There was a discussion in the past few days here about "the most beautiful alphabet", and I put in a good word for Vietnamese, partly because of how impressed I've been seeing examples of Vietnamese calligraphy in Quoc Ngu. These calligarphers use Chinese and Nom as inspirations it seems, but because Vietnamese is a largely monosyllabic language it makes literary and philological sense to treat each syllable (with its accompanying diacritic overload) as a single conceptual unit.
It made me wonder how Vietnamese calligraphers see their work in its historical context - building on the past, relating to the past while avoiding pastiche, or developing new forms, etc. I studied Japanese at university in London and have access to SOAS library, which turned up precisely nothing - there doesn't seem to be anything in English on this subject.
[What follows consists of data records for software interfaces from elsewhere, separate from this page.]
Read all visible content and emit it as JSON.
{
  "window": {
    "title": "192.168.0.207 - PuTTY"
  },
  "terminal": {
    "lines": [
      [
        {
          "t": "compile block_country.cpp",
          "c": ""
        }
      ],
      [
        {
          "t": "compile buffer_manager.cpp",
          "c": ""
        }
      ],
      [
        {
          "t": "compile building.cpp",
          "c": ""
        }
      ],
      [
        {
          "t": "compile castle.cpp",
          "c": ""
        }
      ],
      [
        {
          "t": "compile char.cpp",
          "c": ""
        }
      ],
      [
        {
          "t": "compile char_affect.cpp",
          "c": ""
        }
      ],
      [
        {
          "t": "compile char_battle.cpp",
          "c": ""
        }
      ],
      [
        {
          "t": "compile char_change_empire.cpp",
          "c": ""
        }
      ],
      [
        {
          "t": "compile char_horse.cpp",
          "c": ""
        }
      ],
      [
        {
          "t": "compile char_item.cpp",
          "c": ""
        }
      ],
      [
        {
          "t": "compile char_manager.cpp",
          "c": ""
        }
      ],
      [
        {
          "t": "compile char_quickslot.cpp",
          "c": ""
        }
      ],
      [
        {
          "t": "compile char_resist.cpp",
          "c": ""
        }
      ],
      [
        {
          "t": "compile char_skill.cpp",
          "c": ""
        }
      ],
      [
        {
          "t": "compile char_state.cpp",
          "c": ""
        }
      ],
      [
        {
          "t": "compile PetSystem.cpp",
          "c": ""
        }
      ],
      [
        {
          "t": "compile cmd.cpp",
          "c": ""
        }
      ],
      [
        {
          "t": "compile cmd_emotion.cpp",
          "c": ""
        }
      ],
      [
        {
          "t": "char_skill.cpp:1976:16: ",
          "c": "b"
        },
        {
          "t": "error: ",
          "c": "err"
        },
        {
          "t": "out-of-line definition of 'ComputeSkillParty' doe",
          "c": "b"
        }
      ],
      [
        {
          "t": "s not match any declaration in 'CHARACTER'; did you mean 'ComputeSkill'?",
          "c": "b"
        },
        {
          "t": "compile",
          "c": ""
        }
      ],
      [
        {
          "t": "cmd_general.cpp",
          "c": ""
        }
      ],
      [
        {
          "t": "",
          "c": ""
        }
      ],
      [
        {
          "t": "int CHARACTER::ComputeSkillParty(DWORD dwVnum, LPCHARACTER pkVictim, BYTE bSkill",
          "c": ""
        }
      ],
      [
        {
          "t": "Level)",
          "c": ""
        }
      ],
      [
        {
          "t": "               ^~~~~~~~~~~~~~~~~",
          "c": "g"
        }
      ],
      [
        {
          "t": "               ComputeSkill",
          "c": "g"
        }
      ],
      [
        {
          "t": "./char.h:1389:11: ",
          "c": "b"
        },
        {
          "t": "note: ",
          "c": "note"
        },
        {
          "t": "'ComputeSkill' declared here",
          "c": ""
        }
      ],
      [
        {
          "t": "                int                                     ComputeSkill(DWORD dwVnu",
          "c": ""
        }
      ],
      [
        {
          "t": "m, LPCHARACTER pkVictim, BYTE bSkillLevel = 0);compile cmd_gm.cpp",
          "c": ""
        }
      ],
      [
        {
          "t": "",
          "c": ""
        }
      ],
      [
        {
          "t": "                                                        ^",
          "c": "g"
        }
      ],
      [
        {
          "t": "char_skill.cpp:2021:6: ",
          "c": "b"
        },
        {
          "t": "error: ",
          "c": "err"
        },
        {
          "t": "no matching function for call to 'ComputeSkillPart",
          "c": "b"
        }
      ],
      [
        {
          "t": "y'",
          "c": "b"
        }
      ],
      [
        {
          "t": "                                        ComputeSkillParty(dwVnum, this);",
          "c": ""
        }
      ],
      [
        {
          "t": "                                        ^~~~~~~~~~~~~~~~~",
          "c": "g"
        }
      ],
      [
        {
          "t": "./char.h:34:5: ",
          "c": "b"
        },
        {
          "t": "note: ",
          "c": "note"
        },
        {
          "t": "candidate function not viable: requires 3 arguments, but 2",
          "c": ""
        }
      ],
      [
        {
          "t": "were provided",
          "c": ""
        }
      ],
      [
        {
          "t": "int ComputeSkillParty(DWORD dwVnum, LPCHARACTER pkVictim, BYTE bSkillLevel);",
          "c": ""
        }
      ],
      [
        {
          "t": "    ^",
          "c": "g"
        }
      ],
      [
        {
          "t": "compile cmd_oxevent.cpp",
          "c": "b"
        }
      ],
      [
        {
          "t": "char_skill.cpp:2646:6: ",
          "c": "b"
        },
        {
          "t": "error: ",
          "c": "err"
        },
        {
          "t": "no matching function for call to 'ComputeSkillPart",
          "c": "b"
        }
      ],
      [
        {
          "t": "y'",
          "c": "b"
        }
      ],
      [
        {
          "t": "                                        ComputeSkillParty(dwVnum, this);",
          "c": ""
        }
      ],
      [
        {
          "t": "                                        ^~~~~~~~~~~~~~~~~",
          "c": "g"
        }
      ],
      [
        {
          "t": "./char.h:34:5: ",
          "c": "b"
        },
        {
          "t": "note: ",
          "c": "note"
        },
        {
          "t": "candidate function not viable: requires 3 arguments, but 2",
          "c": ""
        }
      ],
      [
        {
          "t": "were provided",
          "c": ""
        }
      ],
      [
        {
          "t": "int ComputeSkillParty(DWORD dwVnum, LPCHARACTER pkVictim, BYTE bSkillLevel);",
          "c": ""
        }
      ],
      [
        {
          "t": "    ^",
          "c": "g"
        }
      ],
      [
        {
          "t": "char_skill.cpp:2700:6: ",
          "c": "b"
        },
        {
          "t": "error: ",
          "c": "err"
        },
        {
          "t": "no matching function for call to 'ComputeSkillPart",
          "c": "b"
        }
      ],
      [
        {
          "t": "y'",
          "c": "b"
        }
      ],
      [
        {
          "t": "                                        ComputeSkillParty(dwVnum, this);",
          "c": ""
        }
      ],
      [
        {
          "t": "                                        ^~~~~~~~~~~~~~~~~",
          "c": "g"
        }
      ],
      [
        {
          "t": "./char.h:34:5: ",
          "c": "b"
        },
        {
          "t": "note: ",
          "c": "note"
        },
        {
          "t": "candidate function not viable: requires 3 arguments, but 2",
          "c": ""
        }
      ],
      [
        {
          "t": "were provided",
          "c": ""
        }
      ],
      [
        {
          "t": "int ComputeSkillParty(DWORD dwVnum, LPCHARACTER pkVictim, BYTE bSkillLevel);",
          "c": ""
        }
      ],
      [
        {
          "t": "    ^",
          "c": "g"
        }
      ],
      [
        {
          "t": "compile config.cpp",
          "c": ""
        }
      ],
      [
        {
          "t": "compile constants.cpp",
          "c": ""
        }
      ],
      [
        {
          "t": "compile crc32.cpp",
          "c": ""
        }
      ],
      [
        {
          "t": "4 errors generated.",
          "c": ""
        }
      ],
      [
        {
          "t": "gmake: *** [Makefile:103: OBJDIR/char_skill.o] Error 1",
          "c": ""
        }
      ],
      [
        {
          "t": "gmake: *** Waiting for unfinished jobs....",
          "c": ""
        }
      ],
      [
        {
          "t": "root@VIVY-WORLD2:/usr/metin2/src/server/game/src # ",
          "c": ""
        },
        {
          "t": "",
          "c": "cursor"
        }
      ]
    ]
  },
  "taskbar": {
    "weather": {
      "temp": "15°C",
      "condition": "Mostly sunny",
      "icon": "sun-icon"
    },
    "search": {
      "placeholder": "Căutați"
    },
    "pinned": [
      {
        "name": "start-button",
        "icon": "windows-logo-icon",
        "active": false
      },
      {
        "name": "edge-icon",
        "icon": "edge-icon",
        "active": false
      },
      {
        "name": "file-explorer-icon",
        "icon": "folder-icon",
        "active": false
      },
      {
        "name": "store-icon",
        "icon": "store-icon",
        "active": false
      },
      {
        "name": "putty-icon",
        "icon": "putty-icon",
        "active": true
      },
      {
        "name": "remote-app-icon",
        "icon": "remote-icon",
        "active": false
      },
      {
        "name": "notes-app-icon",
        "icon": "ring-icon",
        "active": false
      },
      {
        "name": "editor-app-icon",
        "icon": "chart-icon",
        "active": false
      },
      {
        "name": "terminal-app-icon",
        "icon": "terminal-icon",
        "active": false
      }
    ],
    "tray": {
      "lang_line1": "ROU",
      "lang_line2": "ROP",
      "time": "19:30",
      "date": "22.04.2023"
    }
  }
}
The situation of Vietnamese calligraphers might relate to Turkey too in its transition from Ottoman to modern Turkish - Emin Barın's work is example of someone crossing that bridge, working historically and creatively.
For Vietnamese examples, see http://www.svcsaigon.com/index.php?thuphap=DetailView&cid=742&catid=23&P...
or just Google Image “thu phap” (calligraphy), and there are some wonderful results.
I've been thinking that this whole subject might make an article if I can get some information together. Does anyone have any Vietnamese contacts with some knowledge about this, or does anyone know any books exploring either modern Vietnamese calligraphy, or the subject of, how shall I put it - transitional calligraphy, calligraphy at a time of script change?
The same considerations apply to fonts too of course, except perhaps that in font design there is more of an unhappy opposition between pastiche novelty fonts and wholesale adoption of an inappropriate - but inexpensive - Western model.